* What you should do
Extract every line from the records below that contains the word "project".

* Supplied information

***

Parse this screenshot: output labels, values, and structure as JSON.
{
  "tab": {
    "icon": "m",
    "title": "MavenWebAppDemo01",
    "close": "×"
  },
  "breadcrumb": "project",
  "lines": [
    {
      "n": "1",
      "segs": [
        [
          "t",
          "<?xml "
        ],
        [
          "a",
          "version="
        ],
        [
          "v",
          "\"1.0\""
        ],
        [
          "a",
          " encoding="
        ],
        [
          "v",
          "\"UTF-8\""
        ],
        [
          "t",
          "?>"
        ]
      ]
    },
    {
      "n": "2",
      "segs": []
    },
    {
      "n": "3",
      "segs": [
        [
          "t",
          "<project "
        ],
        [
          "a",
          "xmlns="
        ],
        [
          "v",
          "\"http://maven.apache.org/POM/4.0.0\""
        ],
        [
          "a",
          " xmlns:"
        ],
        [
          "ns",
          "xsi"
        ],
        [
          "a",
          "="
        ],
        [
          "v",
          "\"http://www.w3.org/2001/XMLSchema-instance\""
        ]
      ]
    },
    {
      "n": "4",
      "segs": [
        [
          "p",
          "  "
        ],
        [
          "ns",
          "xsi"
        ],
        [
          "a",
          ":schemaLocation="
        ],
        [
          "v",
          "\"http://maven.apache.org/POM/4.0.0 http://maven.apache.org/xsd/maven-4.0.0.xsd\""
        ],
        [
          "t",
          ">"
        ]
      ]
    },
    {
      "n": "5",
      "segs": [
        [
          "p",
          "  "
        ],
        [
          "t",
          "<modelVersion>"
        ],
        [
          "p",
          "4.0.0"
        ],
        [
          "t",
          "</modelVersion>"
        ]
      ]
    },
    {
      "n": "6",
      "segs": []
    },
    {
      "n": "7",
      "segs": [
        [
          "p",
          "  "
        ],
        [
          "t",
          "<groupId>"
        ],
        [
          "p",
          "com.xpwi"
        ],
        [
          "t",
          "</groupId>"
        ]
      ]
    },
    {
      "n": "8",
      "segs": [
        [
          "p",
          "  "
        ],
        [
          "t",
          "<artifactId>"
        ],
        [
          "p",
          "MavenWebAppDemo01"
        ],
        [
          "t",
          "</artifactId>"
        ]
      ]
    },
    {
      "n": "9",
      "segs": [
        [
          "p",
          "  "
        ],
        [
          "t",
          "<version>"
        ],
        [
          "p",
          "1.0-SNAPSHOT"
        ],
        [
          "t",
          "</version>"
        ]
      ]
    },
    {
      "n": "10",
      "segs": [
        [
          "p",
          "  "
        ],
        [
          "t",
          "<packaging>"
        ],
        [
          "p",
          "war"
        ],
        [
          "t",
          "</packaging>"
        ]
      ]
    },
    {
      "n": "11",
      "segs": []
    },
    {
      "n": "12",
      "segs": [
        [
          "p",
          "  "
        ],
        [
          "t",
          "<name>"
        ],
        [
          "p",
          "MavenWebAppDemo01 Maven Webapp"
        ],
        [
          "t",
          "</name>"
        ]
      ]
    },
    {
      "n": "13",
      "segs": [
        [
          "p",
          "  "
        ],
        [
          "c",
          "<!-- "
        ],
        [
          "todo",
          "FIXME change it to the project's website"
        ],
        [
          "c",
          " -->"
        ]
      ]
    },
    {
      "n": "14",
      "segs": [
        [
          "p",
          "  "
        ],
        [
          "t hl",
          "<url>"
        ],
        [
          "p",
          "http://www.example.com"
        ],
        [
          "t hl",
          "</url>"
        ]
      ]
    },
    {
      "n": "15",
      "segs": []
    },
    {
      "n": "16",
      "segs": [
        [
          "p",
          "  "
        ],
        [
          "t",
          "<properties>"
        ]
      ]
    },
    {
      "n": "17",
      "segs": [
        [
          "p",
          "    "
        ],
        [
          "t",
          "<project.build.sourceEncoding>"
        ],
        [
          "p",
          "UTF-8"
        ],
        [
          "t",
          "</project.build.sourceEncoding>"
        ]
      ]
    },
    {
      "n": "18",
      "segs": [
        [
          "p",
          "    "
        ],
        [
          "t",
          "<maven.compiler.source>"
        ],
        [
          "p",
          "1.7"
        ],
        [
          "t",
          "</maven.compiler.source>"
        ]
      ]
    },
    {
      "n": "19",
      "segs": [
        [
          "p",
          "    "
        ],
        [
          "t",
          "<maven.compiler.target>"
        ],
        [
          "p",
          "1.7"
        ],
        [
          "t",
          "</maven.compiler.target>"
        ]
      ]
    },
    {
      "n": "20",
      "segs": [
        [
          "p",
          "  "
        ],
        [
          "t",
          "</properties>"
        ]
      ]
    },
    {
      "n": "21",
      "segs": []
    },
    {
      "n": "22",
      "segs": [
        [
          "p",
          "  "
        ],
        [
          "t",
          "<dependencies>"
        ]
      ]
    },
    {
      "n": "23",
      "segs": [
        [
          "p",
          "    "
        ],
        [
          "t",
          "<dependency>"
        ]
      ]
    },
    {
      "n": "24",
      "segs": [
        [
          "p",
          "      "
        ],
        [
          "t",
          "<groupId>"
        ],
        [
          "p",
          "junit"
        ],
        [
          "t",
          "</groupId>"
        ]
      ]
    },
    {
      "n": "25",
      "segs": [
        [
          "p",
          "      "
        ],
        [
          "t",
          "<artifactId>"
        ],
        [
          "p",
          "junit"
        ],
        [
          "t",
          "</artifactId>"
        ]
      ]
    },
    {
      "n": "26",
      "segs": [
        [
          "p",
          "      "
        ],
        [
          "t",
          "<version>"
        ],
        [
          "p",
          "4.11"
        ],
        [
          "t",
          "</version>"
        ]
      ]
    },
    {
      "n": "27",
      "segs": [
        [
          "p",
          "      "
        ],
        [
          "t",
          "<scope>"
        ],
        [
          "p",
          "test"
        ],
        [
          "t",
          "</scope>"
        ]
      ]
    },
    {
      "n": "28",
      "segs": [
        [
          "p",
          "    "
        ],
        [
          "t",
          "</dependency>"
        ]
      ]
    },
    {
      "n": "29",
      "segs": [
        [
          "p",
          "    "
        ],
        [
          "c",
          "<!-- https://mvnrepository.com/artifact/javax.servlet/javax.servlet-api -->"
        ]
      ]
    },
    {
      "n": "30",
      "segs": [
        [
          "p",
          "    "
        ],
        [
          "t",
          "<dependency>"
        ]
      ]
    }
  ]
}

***

* Solution for this exercise
  "breadcrumb": "project",
          "<project "
          "FIXME change it to the project's website"
          "<project.build.sourceEncoding>"
          "</project.build.sourceEncoding>"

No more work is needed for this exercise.